To both, we say this. If you were able to hurdle the difficult process of negotiation and achieved 80% of the contentious issues, we find no reason why you cannot make it to the finishing line by resolving the remaining 20% in the same negotiating table. We are quite certain that if you choose to solve the remaining 20% in the battlefields, it will not only destroy lives but it will also shatter the dream of every Mindanawon. We are already on our way to Peace; please do not anymore make a detour. To do so would be a great price to pay.
Lastly, we also appeal to our brothers and sisters here in Manila to help us in whatever way you can to bring this message of our people to the concerned authorities. Already, our brother and sister Muslims have gathered at the Cotabato plaza a week ago to pray for peace in Mindanao as part of their Ramadhan celebration. Our churches have also intensified their prayer for peace in our land.
The moment we landed at the airport here in Manila, we already received a lot of text messages coming from the communities we represent. Some came from our civilian ceasefire volunteers and from members of the civil society organizations. They were asking us how our mission was going even if they knew that we just arrived. I guess they were just too worried and they could not wait for a day to hear any good news from us.
We hope and pray that God will listen to our plea and touch the hearts of those who change the situation for the better.

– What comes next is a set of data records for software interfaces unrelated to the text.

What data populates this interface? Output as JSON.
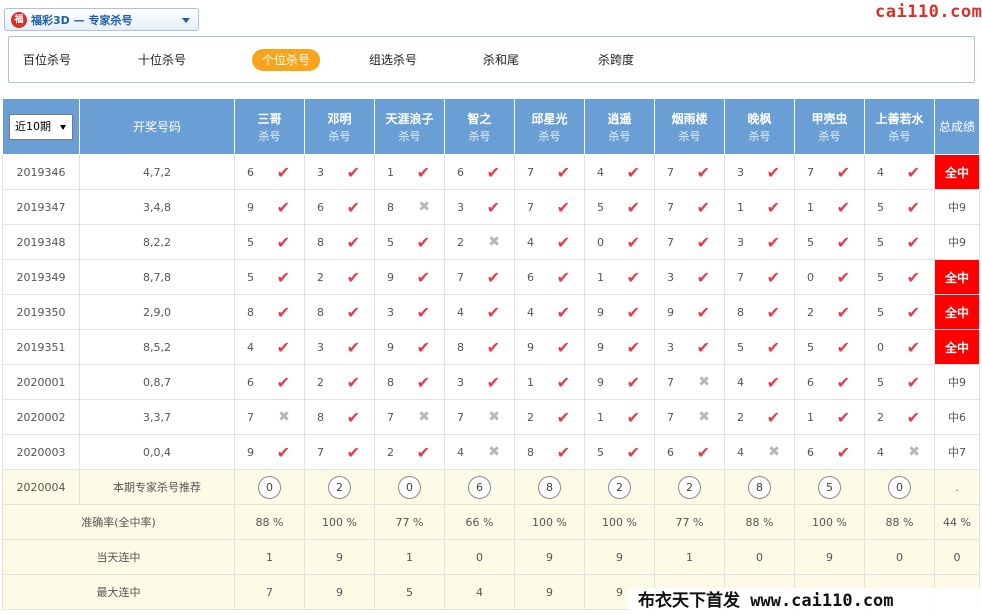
{
  "header": {
    "lottery_icon": "福",
    "lottery_label": "福彩3D — 专家杀号",
    "site": "cai110.com"
  },
  "tabs": [
    {
      "label": "百位杀号",
      "active": false
    },
    {
      "label": "十位杀号",
      "active": false
    },
    {
      "label": "个位杀号",
      "active": true
    },
    {
      "label": "组选杀号",
      "active": false
    },
    {
      "label": "杀和尾",
      "active": false
    },
    {
      "label": "杀跨度",
      "active": false
    }
  ],
  "table": {
    "period_select": "近10期",
    "draw_header": "开奖号码",
    "kill_label": "杀号",
    "total_header": "总成绩",
    "experts": [
      "三哥",
      "邓明",
      "天涯浪子",
      "智之",
      "邱星光",
      "逍遥",
      "烟雨楼",
      "晚枫",
      "甲壳虫",
      "上善若水"
    ],
    "rows": [
      {
        "period": "2019346",
        "draw": "4,7,2",
        "picks": [
          [
            "6",
            1
          ],
          [
            "3",
            1
          ],
          [
            "1",
            1
          ],
          [
            "6",
            1
          ],
          [
            "7",
            1
          ],
          [
            "4",
            1
          ],
          [
            "7",
            1
          ],
          [
            "3",
            1
          ],
          [
            "7",
            1
          ],
          [
            "4",
            1
          ]
        ],
        "total": "全中",
        "full": true
      },
      {
        "period": "2019347",
        "draw": "3,4,8",
        "picks": [
          [
            "9",
            1
          ],
          [
            "6",
            1
          ],
          [
            "8",
            0
          ],
          [
            "3",
            1
          ],
          [
            "7",
            1
          ],
          [
            "5",
            1
          ],
          [
            "7",
            1
          ],
          [
            "1",
            1
          ],
          [
            "1",
            1
          ],
          [
            "5",
            1
          ]
        ],
        "total": "中9",
        "full": false
      },
      {
        "period": "2019348",
        "draw": "8,2,2",
        "picks": [
          [
            "5",
            1
          ],
          [
            "8",
            1
          ],
          [
            "5",
            1
          ],
          [
            "2",
            0
          ],
          [
            "4",
            1
          ],
          [
            "0",
            1
          ],
          [
            "7",
            1
          ],
          [
            "3",
            1
          ],
          [
            "5",
            1
          ],
          [
            "5",
            1
          ]
        ],
        "total": "中9",
        "full": false
      },
      {
        "period": "2019349",
        "draw": "8,7,8",
        "picks": [
          [
            "5",
            1
          ],
          [
            "2",
            1
          ],
          [
            "9",
            1
          ],
          [
            "7",
            1
          ],
          [
            "6",
            1
          ],
          [
            "1",
            1
          ],
          [
            "3",
            1
          ],
          [
            "7",
            1
          ],
          [
            "0",
            1
          ],
          [
            "5",
            1
          ]
        ],
        "total": "全中",
        "full": true
      },
      {
        "period": "2019350",
        "draw": "2,9,0",
        "picks": [
          [
            "8",
            1
          ],
          [
            "8",
            1
          ],
          [
            "3",
            1
          ],
          [
            "4",
            1
          ],
          [
            "4",
            1
          ],
          [
            "9",
            1
          ],
          [
            "9",
            1
          ],
          [
            "8",
            1
          ],
          [
            "2",
            1
          ],
          [
            "5",
            1
          ]
        ],
        "total": "全中",
        "full": true
      },
      {
        "period": "2019351",
        "draw": "8,5,2",
        "picks": [
          [
            "4",
            1
          ],
          [
            "3",
            1
          ],
          [
            "9",
            1
          ],
          [
            "8",
            1
          ],
          [
            "9",
            1
          ],
          [
            "9",
            1
          ],
          [
            "3",
            1
          ],
          [
            "5",
            1
          ],
          [
            "5",
            1
          ],
          [
            "0",
            1
          ]
        ],
        "total": "全中",
        "full": true
      },
      {
        "period": "2020001",
        "draw": "0,8,7",
        "picks": [
          [
            "6",
            1
          ],
          [
            "2",
            1
          ],
          [
            "8",
            1
          ],
          [
            "3",
            1
          ],
          [
            "1",
            1
          ],
          [
            "9",
            1
          ],
          [
            "7",
            0
          ],
          [
            "4",
            1
          ],
          [
            "6",
            1
          ],
          [
            "5",
            1
          ]
        ],
        "total": "中9",
        "full": false
      },
      {
        "period": "2020002",
        "draw": "3,3,7",
        "picks": [
          [
            "7",
            0
          ],
          [
            "8",
            1
          ],
          [
            "7",
            0
          ],
          [
            "7",
            0
          ],
          [
            "2",
            1
          ],
          [
            "1",
            1
          ],
          [
            "7",
            0
          ],
          [
            "2",
            1
          ],
          [
            "1",
            1
          ],
          [
            "2",
            1
          ]
        ],
        "total": "中6",
        "full": false
      },
      {
        "period": "2020003",
        "draw": "0,0,4",
        "picks": [
          [
            "9",
            1
          ],
          [
            "7",
            1
          ],
          [
            "2",
            1
          ],
          [
            "4",
            0
          ],
          [
            "8",
            1
          ],
          [
            "5",
            1
          ],
          [
            "6",
            1
          ],
          [
            "4",
            0
          ],
          [
            "6",
            1
          ],
          [
            "4",
            0
          ]
        ],
        "total": "中7",
        "full": false
      }
    ],
    "recommend": {
      "period": "2020004",
      "label": "本期专家杀号推荐",
      "balls": [
        "0",
        "2",
        "0",
        "6",
        "8",
        "2",
        "2",
        "8",
        "5",
        "0"
      ],
      "total": "."
    },
    "accuracy": {
      "label": "准确率(全中率)",
      "values": [
        "88 %",
        "100 %",
        "77 %",
        "66 %",
        "100 %",
        "100 %",
        "77 %",
        "88 %",
        "100 %",
        "88 %"
      ],
      "total": "44 %"
    },
    "today_streak": {
      "label": "当天连中",
      "values": [
        "1",
        "9",
        "1",
        "0",
        "9",
        "9",
        "1",
        "0",
        "9",
        "0"
      ],
      "total": "0"
    },
    "max_streak": {
      "label": "最大连中",
      "values": [
        "7",
        "9",
        "5",
        "4",
        "9",
        "9",
        "",
        "",
        "",
        ""
      ],
      "total": ""
    }
  },
  "watermark": "布衣天下首发 www.cai110.com",
  "colors": {
    "header_blue": "#6a9fd6",
    "hit_red": "#e53c4b",
    "full_hit_bg": "#ff0000",
    "active_tab": "#f7a51c",
    "yellow_row": "#fdfbe6"
  }
}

(Father Bert Layson, OMI is the Chair of the Committee on Muslim-Christian Relations & Inter-faith Dialogue of the OMI Philippine Province. He received the Pax Christi International Award in 2002 and the Ninoy Aquino Fellowship for Public Service in 2004.)